The three replies I got to my wave all praised Anchor’s card-based design, which makes it easy to follow and share conversations.
One respondent hopes Anchor will do for audio what Instagram did for photos: make high-quality sound easy to capture and share.
Another respondent said he liked the app’s goals and user interface, but was concerned that the app was calling itself “the first true public radio” when it reserves the right to collect data about users and target ads at them. (Anchor has since changed its tagline to Radio by the People. In an email, Mignano said the “new tagline has greater clarity and alignment with our mission.”)Mignano wouldn’t share how many users Anchor has so far; getting people to contribute and listen regularly is obviously core to their challenge.
Being a social network, not only does the app now need to cultivate a critical mass of active users — either by direct customer acquisition or by seamlessly integrating with an existing social platform — it also needs to give users a good enough reason to stay. And because the Anchor experience is essentially premised on user-generated content (and content that’s recorded on the spot, at that), this means the app would require that its users to be, well, as interesting or useful as possible so that it can attract more users.
Anchor aims make it easy for users to discover quality content on the app. A “discover” page highlights trending topics and the best conversations. It also released a podcast featuring some of the best conversations on the app, including Q&As and other discussions moderated by Anchor staff.
For now, WNYC is the only news outlet on Anchor, and it plans to continue to experiment with the platform. Radiolab has used the app to offer listeners a sneak peek at early versions of stories, and sees it as a place for listeners to engage with the show and with each other. Radiolab probably won’t use recordings from Anchor on-air, but Simmons said other, more conversation-based WNYC programs, like The Brian Lehrer Show and The Takeaway, might eventually incorporate Anchor users’ comments into their show.
The station might also using the app as a way to solicit man-on-the-street interviews during breaking news events.

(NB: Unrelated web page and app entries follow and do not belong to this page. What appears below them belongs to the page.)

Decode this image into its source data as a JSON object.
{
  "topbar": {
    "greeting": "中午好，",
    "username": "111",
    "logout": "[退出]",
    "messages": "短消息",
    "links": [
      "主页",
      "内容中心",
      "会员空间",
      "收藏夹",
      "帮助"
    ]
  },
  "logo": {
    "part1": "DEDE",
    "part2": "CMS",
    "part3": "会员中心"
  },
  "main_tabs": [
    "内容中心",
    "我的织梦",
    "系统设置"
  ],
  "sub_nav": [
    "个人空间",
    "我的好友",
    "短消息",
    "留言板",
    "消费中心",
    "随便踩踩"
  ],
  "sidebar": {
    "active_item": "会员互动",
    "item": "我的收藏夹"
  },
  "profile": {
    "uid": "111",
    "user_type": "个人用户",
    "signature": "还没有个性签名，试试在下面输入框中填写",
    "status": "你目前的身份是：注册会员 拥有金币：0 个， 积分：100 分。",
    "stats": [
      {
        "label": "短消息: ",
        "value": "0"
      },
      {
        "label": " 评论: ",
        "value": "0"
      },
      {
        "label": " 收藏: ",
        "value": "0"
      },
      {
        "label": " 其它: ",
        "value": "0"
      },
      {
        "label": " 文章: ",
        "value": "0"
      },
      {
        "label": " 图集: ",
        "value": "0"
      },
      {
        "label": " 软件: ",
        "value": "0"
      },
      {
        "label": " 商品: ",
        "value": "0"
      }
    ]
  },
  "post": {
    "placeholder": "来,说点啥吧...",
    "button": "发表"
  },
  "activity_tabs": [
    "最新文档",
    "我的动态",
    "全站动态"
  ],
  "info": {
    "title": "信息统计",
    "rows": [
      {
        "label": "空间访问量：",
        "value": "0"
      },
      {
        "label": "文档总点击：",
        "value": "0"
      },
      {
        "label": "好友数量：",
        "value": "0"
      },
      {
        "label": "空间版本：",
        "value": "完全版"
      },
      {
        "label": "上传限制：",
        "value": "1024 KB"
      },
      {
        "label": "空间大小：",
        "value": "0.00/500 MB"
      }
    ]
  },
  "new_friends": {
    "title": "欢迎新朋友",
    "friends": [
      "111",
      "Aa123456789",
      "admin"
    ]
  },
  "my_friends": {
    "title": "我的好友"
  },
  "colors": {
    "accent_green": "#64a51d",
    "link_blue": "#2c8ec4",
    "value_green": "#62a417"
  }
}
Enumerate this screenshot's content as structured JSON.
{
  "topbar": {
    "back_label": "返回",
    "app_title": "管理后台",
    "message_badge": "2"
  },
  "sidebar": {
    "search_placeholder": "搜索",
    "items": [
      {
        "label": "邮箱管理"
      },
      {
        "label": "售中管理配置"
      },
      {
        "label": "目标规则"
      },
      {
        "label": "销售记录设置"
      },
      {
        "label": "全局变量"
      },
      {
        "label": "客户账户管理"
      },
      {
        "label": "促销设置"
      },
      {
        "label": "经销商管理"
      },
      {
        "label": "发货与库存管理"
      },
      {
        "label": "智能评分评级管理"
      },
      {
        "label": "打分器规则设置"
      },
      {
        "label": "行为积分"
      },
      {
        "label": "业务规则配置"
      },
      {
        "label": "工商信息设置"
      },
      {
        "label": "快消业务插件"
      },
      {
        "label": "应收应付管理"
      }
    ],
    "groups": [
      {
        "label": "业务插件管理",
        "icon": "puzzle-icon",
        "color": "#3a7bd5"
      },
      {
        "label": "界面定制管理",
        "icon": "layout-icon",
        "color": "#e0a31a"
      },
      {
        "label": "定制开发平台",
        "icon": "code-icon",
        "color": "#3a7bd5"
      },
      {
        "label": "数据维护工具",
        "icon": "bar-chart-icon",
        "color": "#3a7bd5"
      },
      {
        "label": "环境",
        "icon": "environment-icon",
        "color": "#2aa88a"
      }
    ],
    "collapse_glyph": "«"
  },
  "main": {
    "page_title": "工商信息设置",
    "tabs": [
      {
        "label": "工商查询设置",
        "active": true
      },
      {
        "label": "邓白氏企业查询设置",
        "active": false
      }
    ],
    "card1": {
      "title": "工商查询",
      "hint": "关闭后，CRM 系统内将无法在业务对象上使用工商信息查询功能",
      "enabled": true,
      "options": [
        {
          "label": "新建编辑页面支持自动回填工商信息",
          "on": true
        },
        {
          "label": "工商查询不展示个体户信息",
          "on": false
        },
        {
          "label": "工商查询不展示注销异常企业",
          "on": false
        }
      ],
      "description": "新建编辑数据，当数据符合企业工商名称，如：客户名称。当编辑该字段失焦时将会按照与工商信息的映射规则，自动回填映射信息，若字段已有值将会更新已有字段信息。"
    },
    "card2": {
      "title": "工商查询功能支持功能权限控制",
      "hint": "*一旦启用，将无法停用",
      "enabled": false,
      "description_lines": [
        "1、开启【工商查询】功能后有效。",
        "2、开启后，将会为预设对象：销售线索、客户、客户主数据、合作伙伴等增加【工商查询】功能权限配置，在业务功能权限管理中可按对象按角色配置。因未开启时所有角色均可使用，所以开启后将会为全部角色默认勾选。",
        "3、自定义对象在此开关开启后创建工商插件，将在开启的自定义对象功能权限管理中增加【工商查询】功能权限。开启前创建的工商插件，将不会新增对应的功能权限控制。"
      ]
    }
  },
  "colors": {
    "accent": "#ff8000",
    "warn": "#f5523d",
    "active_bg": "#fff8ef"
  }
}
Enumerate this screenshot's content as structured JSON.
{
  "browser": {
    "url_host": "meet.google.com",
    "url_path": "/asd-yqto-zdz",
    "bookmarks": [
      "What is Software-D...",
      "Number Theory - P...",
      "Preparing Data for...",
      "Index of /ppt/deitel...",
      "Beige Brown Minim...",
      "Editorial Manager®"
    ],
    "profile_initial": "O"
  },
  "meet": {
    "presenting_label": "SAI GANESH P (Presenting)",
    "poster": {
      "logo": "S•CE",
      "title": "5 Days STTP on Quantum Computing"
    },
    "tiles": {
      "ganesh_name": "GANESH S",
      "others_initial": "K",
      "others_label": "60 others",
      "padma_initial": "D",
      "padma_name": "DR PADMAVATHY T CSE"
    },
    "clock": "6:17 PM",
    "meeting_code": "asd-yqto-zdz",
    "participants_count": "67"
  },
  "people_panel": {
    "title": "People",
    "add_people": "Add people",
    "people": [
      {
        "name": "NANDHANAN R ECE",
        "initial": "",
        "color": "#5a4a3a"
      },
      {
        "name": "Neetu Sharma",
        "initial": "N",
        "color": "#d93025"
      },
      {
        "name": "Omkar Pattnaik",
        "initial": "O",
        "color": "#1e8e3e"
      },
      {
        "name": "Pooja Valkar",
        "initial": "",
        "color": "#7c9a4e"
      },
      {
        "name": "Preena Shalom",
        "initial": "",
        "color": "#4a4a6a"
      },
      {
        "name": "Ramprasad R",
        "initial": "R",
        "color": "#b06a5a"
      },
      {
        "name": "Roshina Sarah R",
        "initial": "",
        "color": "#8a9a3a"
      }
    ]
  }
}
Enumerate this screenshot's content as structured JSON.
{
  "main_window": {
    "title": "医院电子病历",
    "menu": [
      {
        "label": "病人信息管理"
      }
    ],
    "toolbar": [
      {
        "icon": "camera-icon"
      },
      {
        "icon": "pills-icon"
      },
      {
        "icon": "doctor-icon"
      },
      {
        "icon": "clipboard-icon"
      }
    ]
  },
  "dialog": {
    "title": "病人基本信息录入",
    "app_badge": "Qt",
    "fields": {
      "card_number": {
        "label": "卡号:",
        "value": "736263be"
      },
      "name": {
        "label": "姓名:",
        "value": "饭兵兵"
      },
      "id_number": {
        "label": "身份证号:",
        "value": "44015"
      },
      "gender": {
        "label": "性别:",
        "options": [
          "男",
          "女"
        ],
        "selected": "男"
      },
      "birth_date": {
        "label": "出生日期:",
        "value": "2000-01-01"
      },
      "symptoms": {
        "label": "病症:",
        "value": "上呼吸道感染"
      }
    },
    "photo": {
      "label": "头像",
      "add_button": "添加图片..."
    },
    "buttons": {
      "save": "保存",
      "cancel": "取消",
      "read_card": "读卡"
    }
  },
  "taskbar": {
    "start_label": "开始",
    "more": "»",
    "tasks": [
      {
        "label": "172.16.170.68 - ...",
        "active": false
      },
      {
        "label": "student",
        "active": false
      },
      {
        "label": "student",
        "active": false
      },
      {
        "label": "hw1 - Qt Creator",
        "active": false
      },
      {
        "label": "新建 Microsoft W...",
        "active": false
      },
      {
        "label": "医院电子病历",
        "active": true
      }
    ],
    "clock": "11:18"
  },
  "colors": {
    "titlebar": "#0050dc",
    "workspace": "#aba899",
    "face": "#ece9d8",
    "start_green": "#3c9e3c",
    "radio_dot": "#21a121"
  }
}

“If we can kickstart some of the conversations we’re having around the office and bring them to a larger audience, that’s one unmeasurable amount of success,” Simmons said. “We’re always looking at finding new audiences. This could be an opportunity for us to bring some of our shows to groups of people who haven’t discovered podcasting yet.”